_Aim of the exercise:_ Using the records below, filter for lines that contain the string "name" and copy them out.

Data in this exercise below:

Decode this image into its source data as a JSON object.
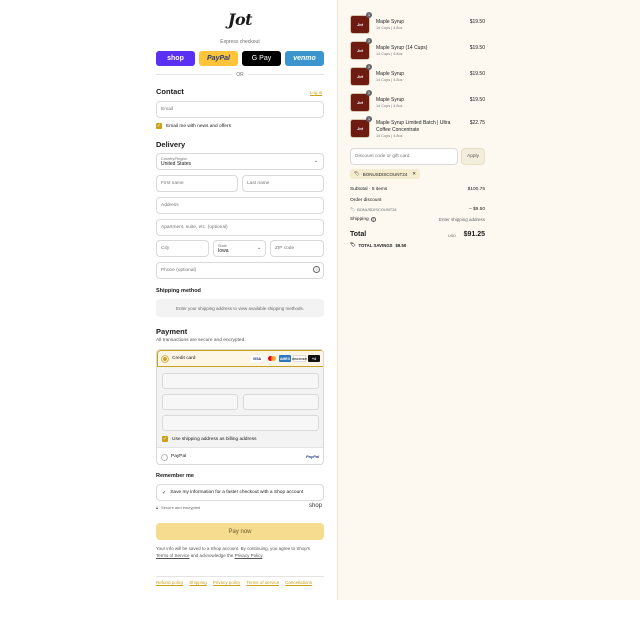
{
  "brand": {
    "logo_text": "Jot"
  },
  "express": {
    "label": "Express checkout",
    "buttons": [
      {
        "label": "shop",
        "color": "#5a31f4"
      },
      {
        "label": "PayPal",
        "color": "#ffc439"
      },
      {
        "label": "G Pay",
        "color": "#000000"
      },
      {
        "label": "venmo",
        "color": "#3d95ce"
      }
    ],
    "or": "OR"
  },
  "contact": {
    "title": "Contact",
    "login": "Log in",
    "email_placeholder": "Email",
    "news_label": "Email me with news and offers"
  },
  "delivery": {
    "title": "Delivery",
    "country_label": "Country/Region",
    "country_value": "United States",
    "first_name": "First name",
    "last_name": "Last name",
    "address": "Address",
    "apartment": "Apartment, suite, etc. (optional)",
    "city": "City",
    "state_label": "State",
    "state_value": "Iowa",
    "zip": "ZIP code",
    "phone": "Phone (optional)"
  },
  "shipping": {
    "title": "Shipping method",
    "message": "Enter your shipping address to view available shipping methods."
  },
  "payment": {
    "title": "Payment",
    "subtitle": "All transactions are secure and encrypted.",
    "credit_card": "Credit card",
    "card_logos": [
      "VISA",
      "MC",
      "AMEX",
      "DISCOVER",
      "+4"
    ],
    "billing_label": "Use shipping address as billing address",
    "paypal": "PayPal",
    "paypal_logo": "PayPal"
  },
  "remember": {
    "title": "Remember me",
    "save_label": "Save my information for a faster checkout with a Shop account",
    "secure": "Secure and encrypted",
    "shop_logo": "shop"
  },
  "pay_button": "Pay now",
  "legal": {
    "line1": "Your info will be saved to a Shop account. By continuing, you agree to Shop's",
    "terms": "Terms of Service",
    "and": " and acknowledge the ",
    "privacy": "Privacy Policy",
    "end": "."
  },
  "footer_links": [
    "Refund policy",
    "Shipping",
    "Privacy policy",
    "Terms of service",
    "Cancellations"
  ],
  "cart": {
    "items": [
      {
        "qty": "1",
        "name": "Maple Syrup",
        "sub": "14 Cups | 4.8oz",
        "price": "$19.50"
      },
      {
        "qty": "1",
        "name": "Maple Syrup (14 Cups)",
        "sub": "14 Cups | 4.8oz",
        "price": "$19.50"
      },
      {
        "qty": "1",
        "name": "Maple Syrup",
        "sub": "14 Cups | 4.8oz",
        "price": "$19.50"
      },
      {
        "qty": "1",
        "name": "Maple Syrup",
        "sub": "14 Cups | 4.8oz",
        "price": "$19.50"
      },
      {
        "qty": "1",
        "name": "Maple Syrup Limited Batch | Ultra Coffee Concentrate",
        "sub": "14 Cups | 4.8oz",
        "price": "$22.75"
      }
    ],
    "thumb_text": "Jot",
    "discount_placeholder": "Discount code or gift card",
    "apply": "Apply",
    "code": "BONUSDISCOUNT24",
    "subtotal_label": "Subtotal · 5 items",
    "subtotal_value": "$100.75",
    "order_discount": "Order discount",
    "discount_code": "BONUSDISCOUNT24",
    "discount_value": "– $9.50",
    "shipping_label": "Shipping",
    "shipping_value": "Enter shipping address",
    "total_label": "Total",
    "currency": "USD",
    "total_value": "$91.25",
    "savings_label": "TOTAL SAVINGS",
    "savings_value": "$9.50"
  }
}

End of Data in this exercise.

_The completed task:_
    "first_name": "First name",
    "last_name": "Last name",
        "name": "Maple Syrup",
        "name": "Maple Syrup (14 Cups)",
        "name": "Maple Syrup",
        "name": "Maple Syrup",
        "name": "Maple Syrup Limited Batch | Ultra Coffee Concentrate",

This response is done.